═══ Recorded information

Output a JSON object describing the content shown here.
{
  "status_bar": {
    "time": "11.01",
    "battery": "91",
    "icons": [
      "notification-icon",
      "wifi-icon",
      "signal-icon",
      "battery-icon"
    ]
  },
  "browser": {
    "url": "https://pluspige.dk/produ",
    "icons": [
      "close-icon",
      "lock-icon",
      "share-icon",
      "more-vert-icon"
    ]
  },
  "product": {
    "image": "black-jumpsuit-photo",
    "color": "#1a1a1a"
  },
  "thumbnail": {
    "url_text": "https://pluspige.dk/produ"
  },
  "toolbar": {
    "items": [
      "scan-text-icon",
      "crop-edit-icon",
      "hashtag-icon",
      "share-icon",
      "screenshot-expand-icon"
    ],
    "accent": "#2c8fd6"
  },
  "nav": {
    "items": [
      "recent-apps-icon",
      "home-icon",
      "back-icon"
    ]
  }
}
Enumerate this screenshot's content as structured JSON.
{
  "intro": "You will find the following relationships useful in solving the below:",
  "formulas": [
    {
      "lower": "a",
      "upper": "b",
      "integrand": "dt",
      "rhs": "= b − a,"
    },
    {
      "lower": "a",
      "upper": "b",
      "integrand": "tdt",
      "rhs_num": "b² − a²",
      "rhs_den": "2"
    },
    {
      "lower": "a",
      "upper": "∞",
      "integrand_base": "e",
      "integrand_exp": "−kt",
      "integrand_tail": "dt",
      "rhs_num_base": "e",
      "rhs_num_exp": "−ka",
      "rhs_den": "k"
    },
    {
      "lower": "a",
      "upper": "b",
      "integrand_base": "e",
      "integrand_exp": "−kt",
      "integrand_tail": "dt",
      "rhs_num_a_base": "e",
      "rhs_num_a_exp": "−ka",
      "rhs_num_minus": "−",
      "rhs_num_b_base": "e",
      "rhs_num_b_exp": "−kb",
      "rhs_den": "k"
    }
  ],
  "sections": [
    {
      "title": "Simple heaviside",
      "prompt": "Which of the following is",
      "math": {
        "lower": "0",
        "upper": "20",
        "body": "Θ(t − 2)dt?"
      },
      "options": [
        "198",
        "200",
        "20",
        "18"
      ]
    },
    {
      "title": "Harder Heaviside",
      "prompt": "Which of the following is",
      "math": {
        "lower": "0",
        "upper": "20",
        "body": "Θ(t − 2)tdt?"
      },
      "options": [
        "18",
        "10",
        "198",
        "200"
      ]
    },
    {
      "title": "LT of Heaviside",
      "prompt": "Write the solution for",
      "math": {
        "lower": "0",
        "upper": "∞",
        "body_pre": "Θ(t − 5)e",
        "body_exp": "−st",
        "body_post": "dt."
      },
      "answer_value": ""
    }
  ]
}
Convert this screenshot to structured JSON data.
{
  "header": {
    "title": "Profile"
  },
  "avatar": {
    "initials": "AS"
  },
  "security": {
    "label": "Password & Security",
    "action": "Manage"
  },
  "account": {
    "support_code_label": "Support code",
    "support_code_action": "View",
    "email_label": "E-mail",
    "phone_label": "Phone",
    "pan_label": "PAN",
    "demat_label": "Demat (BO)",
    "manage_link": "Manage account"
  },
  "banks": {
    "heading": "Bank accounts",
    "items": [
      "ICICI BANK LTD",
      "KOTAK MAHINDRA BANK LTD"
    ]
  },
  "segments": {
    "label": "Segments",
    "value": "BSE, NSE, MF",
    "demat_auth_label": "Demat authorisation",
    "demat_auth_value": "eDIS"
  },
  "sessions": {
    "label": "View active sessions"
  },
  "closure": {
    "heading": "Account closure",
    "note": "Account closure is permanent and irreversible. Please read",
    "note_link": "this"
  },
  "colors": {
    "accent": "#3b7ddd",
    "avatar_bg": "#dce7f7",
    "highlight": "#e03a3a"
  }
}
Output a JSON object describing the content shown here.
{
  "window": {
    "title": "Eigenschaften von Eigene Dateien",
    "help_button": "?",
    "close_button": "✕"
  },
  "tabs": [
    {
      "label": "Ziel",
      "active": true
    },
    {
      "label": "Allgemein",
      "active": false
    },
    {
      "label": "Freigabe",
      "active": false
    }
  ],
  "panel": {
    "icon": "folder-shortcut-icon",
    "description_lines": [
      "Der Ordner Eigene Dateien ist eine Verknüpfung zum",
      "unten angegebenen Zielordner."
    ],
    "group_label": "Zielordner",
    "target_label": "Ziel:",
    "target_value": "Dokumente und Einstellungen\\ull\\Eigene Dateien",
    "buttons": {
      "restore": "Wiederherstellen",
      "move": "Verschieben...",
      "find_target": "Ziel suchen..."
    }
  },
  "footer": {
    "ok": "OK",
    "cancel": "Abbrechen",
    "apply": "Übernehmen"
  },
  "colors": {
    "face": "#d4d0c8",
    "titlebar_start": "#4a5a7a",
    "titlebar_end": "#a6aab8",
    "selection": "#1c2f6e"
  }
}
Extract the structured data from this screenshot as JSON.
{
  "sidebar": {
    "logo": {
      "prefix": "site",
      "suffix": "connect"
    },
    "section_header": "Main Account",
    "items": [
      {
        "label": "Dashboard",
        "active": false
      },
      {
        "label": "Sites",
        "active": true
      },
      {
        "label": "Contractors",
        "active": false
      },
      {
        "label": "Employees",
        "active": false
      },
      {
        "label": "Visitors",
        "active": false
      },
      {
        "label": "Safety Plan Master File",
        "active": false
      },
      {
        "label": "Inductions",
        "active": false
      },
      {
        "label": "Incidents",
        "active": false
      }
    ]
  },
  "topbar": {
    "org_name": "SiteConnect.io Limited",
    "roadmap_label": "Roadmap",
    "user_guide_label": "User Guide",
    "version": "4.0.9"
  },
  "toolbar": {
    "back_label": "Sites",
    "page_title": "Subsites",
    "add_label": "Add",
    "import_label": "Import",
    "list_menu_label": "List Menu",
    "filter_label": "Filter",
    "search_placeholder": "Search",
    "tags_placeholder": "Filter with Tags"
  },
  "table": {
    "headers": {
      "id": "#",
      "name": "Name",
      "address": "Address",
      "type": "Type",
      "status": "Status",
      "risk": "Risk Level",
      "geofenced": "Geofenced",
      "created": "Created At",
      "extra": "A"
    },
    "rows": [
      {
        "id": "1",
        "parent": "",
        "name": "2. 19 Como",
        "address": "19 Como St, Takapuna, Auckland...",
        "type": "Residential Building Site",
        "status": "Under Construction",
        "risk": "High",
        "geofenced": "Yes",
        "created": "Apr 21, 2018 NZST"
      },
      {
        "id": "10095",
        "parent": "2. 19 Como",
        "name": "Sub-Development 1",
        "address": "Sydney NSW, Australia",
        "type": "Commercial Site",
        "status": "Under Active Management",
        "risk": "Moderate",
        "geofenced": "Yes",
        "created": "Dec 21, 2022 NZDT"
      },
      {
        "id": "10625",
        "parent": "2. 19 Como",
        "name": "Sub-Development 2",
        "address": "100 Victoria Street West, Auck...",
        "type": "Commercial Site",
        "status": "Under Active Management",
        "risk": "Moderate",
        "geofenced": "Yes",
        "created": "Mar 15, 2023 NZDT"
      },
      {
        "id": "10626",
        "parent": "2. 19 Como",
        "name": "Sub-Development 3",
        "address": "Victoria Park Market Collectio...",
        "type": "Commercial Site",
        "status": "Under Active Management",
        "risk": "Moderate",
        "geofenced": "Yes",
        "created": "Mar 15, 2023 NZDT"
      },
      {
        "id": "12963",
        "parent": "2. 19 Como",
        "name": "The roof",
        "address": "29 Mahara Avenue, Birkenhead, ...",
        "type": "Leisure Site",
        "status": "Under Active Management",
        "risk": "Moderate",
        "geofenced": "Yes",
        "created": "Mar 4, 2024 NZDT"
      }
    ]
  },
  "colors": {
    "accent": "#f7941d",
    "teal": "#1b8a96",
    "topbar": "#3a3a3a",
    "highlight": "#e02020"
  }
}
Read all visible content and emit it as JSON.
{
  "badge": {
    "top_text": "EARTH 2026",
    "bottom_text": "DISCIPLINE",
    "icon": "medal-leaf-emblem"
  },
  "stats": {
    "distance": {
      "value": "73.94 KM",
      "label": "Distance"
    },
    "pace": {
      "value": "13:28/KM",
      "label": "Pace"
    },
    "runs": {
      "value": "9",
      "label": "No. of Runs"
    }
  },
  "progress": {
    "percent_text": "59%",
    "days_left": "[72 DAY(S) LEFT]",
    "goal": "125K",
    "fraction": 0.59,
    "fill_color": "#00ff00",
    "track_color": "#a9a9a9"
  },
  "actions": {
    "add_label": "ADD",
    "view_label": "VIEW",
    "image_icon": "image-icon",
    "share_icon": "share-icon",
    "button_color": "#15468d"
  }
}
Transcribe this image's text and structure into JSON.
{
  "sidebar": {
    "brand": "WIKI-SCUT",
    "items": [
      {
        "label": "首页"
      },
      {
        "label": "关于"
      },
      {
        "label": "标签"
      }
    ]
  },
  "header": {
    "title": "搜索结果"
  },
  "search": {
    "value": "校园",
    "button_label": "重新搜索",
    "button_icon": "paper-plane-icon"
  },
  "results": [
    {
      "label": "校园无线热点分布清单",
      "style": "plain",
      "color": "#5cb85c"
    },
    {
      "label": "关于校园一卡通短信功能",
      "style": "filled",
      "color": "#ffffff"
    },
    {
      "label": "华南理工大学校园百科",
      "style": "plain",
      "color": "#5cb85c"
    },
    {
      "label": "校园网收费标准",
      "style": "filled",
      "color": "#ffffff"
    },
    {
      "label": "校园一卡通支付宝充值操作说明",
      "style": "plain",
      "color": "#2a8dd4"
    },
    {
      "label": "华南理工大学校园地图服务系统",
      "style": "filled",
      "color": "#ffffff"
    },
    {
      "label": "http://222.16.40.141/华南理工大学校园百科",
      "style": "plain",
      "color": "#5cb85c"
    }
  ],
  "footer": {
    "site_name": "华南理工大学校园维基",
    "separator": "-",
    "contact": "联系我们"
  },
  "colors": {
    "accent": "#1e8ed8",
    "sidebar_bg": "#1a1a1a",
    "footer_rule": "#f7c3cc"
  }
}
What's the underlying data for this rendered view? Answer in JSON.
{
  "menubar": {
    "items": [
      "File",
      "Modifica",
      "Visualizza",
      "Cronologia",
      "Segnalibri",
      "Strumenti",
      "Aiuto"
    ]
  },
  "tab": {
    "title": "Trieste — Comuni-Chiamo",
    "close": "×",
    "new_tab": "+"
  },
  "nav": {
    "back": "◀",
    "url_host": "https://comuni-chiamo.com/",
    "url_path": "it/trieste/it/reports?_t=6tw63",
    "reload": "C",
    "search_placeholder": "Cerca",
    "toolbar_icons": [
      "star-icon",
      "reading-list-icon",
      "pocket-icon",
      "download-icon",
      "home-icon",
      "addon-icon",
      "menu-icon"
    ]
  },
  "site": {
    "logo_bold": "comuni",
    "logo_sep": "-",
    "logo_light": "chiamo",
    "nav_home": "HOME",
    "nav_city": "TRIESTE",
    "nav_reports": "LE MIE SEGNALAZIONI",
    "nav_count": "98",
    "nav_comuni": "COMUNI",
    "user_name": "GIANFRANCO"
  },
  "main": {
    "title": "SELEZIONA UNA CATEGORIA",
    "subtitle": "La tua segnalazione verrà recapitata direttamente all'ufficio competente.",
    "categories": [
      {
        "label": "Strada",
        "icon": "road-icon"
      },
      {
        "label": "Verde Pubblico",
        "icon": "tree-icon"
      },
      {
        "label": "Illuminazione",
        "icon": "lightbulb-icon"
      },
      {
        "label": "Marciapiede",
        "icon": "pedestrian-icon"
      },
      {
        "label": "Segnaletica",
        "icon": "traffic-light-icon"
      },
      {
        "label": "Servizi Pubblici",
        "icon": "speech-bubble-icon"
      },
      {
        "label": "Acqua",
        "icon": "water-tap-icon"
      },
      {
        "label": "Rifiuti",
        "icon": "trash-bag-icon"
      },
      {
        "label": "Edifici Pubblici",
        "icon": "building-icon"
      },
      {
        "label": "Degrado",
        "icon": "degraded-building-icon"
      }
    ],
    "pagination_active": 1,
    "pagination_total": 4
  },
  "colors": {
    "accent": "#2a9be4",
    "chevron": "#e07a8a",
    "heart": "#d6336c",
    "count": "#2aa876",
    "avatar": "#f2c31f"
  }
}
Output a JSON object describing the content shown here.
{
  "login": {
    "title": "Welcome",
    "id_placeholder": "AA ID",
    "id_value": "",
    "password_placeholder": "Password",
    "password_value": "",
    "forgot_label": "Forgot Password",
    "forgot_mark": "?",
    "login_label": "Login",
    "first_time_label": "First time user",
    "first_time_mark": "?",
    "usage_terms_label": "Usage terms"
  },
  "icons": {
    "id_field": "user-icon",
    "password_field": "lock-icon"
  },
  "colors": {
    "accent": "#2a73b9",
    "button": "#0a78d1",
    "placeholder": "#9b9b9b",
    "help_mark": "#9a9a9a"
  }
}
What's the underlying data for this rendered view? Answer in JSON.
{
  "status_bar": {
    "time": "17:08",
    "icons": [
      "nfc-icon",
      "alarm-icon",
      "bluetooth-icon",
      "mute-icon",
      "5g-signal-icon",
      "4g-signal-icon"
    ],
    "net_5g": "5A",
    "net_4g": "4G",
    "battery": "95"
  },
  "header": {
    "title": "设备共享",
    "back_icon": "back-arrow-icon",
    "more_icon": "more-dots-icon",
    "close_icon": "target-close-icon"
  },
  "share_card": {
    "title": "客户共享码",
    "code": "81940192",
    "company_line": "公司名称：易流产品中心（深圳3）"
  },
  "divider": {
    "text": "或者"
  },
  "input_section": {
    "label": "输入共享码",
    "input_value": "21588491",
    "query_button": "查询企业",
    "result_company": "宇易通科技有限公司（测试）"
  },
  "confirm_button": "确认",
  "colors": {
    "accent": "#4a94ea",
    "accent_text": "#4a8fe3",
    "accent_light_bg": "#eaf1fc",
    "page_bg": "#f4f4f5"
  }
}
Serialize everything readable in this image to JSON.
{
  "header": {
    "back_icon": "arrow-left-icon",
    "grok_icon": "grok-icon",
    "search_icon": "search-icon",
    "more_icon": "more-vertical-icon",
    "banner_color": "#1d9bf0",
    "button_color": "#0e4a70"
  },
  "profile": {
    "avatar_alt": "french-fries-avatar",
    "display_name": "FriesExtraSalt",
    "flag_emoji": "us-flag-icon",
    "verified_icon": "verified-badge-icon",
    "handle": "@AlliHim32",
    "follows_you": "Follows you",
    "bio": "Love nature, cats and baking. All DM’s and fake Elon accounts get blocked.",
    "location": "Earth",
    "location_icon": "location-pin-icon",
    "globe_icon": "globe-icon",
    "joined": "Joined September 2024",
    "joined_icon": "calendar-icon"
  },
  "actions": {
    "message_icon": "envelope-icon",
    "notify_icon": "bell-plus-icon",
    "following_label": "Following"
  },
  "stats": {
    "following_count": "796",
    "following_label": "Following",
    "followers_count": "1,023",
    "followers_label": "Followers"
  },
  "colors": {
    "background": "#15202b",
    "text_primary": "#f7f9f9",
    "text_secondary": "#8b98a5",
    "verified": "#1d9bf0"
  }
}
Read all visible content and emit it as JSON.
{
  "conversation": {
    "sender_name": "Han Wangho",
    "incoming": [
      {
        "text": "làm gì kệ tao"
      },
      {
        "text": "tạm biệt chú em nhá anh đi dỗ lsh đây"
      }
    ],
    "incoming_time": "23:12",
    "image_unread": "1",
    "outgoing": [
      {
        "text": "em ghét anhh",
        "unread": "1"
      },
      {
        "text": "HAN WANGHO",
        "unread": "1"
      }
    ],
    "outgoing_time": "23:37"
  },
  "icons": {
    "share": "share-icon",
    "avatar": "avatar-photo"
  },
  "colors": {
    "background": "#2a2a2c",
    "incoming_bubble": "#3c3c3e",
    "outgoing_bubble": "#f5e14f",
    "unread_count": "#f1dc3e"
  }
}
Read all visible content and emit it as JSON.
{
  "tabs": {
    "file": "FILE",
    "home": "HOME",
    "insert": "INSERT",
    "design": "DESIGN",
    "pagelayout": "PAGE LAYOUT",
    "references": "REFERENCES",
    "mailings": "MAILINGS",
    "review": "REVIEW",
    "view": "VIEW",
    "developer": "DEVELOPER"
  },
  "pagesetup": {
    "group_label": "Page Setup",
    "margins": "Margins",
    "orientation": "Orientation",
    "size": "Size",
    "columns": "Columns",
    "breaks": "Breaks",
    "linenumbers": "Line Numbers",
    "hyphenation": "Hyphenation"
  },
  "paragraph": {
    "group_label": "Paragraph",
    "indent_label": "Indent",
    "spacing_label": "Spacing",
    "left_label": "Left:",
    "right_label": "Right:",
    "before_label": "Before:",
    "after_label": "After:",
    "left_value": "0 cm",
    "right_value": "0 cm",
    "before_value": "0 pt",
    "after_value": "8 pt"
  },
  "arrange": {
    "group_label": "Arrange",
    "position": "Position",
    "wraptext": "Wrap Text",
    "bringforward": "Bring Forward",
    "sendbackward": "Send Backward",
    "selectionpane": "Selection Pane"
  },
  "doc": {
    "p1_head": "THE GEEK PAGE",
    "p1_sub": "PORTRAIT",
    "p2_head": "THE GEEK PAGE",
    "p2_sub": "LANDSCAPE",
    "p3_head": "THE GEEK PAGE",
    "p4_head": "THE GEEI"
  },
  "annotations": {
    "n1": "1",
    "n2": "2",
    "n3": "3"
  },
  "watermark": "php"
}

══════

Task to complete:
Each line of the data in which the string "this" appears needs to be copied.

Exercise answer:
Enumerate this screenshot's content as structured JSON.
Convert this screenshot to structured JSON data.
    "note_link": "this"
Extract the structured data from this screenshot as JSON.
Transcribe this image's text and structure into JSON.
What's the underlying data for this rendered view? Answer in JSON.
What's the underlying data for this rendered view? Answer in JSON.
Serialize everything readable in this image to JSON.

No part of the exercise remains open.